“We got caught in this traffic [on the M25], and it should have been no longer than a half-an-hour, 40-minute [journey]. We were there for six hours,” he continued.
Struggling to contain the emotion in his voice, Chris continued: “I was in that car with my mother for six hours, watching her slip away in front of my very eyes, and I could do nothing. I couldn’t help her. At one point, she put her hand on my leg and looked at me and said, ‘Oh Chris, I don’t feel very well.’ And those were the last words she was able to speak to me.”
“When we got to the hospital, the doctors had said if we were to have got to them within 90 minutes, her recovery would have been minimised. Because she had been left to endure a full-on stroke for six hours, it is severe. She has got complete paralysis now down her left side. She can’t speak,” Chris said.
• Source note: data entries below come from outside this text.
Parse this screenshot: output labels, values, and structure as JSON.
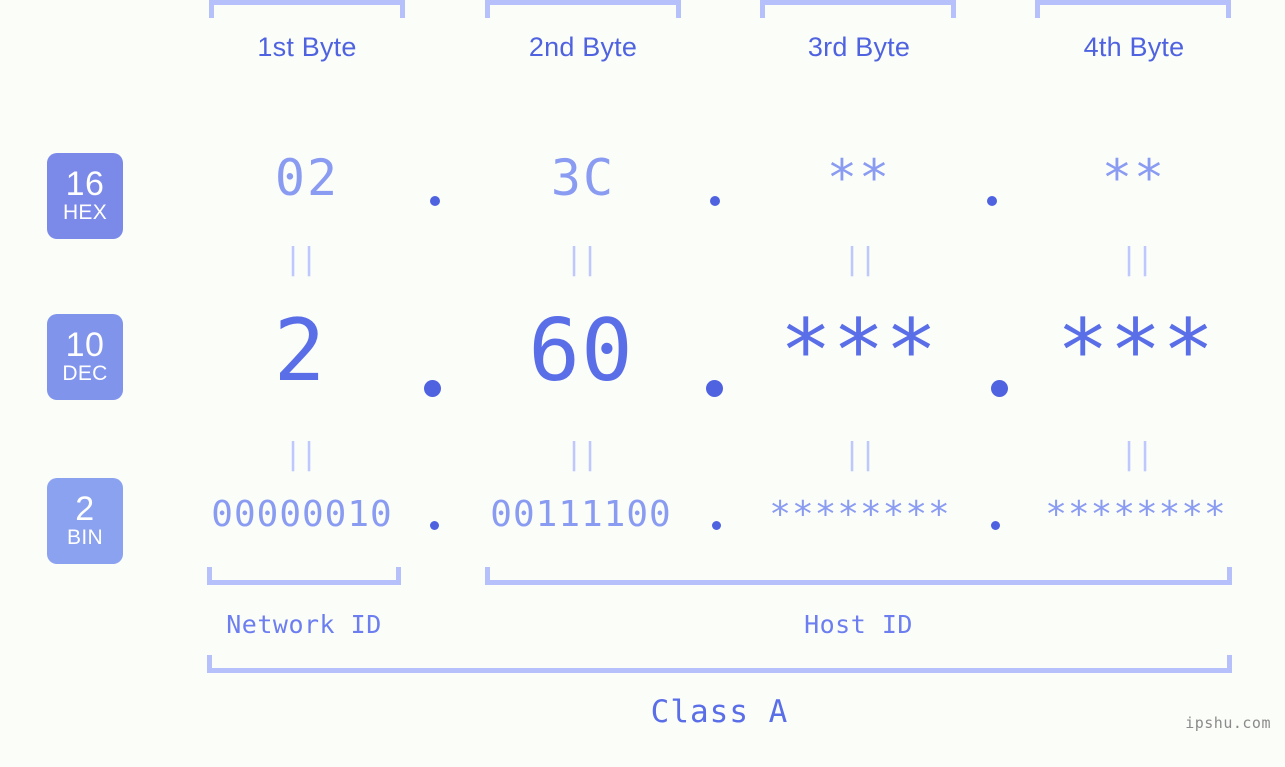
{
  "watermark": "ipshu.com",
  "headers": [
    {
      "label": "1st Byte"
    },
    {
      "label": "2nd Byte"
    },
    {
      "label": "3rd Byte"
    },
    {
      "label": "4th Byte"
    }
  ],
  "bases": [
    {
      "number": "16",
      "abbr": "HEX"
    },
    {
      "number": "10",
      "abbr": "DEC"
    },
    {
      "number": "2",
      "abbr": "BIN"
    }
  ],
  "rows": {
    "hex": {
      "base": "16",
      "abbr": "HEX",
      "values": [
        "02",
        "3C",
        "**",
        "**"
      ]
    },
    "dec": {
      "base": "10",
      "abbr": "DEC",
      "values": [
        "2",
        "60",
        "***",
        "***"
      ]
    },
    "bin": {
      "base": "2",
      "abbr": "BIN",
      "values": [
        "00000010",
        "00111100",
        "********",
        "********"
      ]
    }
  },
  "separator": ".",
  "equality_mark": "||",
  "footer": {
    "network_id": "Network ID",
    "host_id": "Host ID",
    "class": "Class A"
  },
  "colors": {
    "background": "#fbfdf9",
    "accent_dark": "#4f63e0",
    "accent_mid": "#5a6ee8",
    "accent_light": "#8a9bf2",
    "bracket": "#b6c0fb",
    "badge_hex": "#7b8ae8",
    "badge_dec": "#8094ec",
    "badge_bin": "#8ba2f0",
    "watermark": "#8b8b8b"
  }
}
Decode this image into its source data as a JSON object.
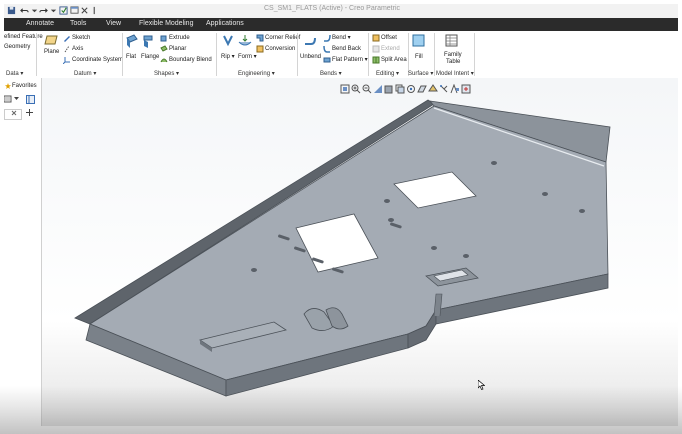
{
  "window": {
    "title": "CS_SM1_FLATS (Active) - Creo Parametric"
  },
  "menu_tabs": [
    "Annotate",
    "Tools",
    "View",
    "Flexible Modeling",
    "Applications"
  ],
  "ribbon": {
    "data_group": {
      "items": [
        "efined Feature",
        "Geometry"
      ],
      "label": "Data ▾"
    },
    "datum_group": {
      "plane": "Plane",
      "items": [
        "Sketch",
        "Axis",
        "Coordinate System"
      ],
      "label": "Datum ▾"
    },
    "shapes_group": {
      "flat": "Flat",
      "flange": "Flange",
      "items": [
        "Extrude",
        "Planar",
        "Boundary Blend"
      ],
      "label": "Shapes ▾"
    },
    "engineering_group": {
      "rip": "Rip ▾",
      "form": "Form ▾",
      "items": [
        "Corner Relief",
        "Conversion"
      ],
      "label": "Engineering ▾"
    },
    "bends_group": {
      "unbend": "Unbend",
      "items": [
        "Bend ▾",
        "Bend Back",
        "Flat Pattern ▾"
      ],
      "label": "Bends ▾"
    },
    "editing_group": {
      "items": [
        "Offset",
        "Extend",
        "Split Area"
      ],
      "label": "Editing ▾"
    },
    "surface_group": {
      "fill": "Fill",
      "label": "Surface ▾"
    },
    "model_intent_group": {
      "family_table_1": "Family",
      "family_table_2": "Table",
      "label": "Model Intent ▾"
    }
  },
  "left_panel": {
    "favorites": "Favorites"
  },
  "colors": {
    "tabbar": "#2b2b2b",
    "part_top": "#a4abb4",
    "part_side": "#6e757d",
    "part_edge": "#4b5158"
  }
}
Remarking on the story, Brexit leader Nigel Farage said on Sunday: “Too many innocent people are suffering because of these idiots at Insulate Britain. The next time they block the M25, the police must remove them immediately.”
Confronted with the story of Chris and his mother, Insulate Britain spokesman Liam Norton told LBC’s Nick Ferrari on Monday that his “heart” went to out the pensioner, but he appeared to imply that her serious injury was collateral damage in his wider war on uninsulated homes, saying: “It’s terrible, Nick, isn’t it, that we’re in this position where we have to campaign this way?”
Refusing to give a real apology and alluding to “the suffering of millions of people”, Ferrari interrupted the activist, demanding: “That woman effectively dying in front of her son’s eyes is down to you and your colleagues. So when are you going to suddenly stop with these lame apologies and actually accept that this is not the way to protest?”
“It’s awful, Nick, isn’t it?” Norton began before the radio host cut the line, declaring: “I’ve had enough.”
Some motorists have claimed the disruptions have led to the delays of the delivery of medical supplies, while others rightly lost their patience, with one reportedly yelling at the activists, “go to work you lazy bastards”.
Police have been criticised for their soft-handed approach to breaking up the highly-disruptive protest, with footage reported last week showing one officer passively and politely asking the line of protesters to move, before explaining that “individual officers will come and speak to you and they will make their own decision as to whether you are arrested”.
The female officer continued: “If you’ve got any questions at all, just ask and if any of you are in any discomfort or need anything, just let me know and we’ll try and sort you out in a nice way.
“Couldn’t have phrased that any worse could I? But no, if you need any assistance at all, just let me know okay? Right, we’ll be as we are.”
Insulate Britain disrupted motorists on the M25 again on Monday and Tuesday, now provoking the ire of drivers who, tired of the frequent blockades, confronted the activists before police intervened — apparently to protect the protesters, leading the upset driver away.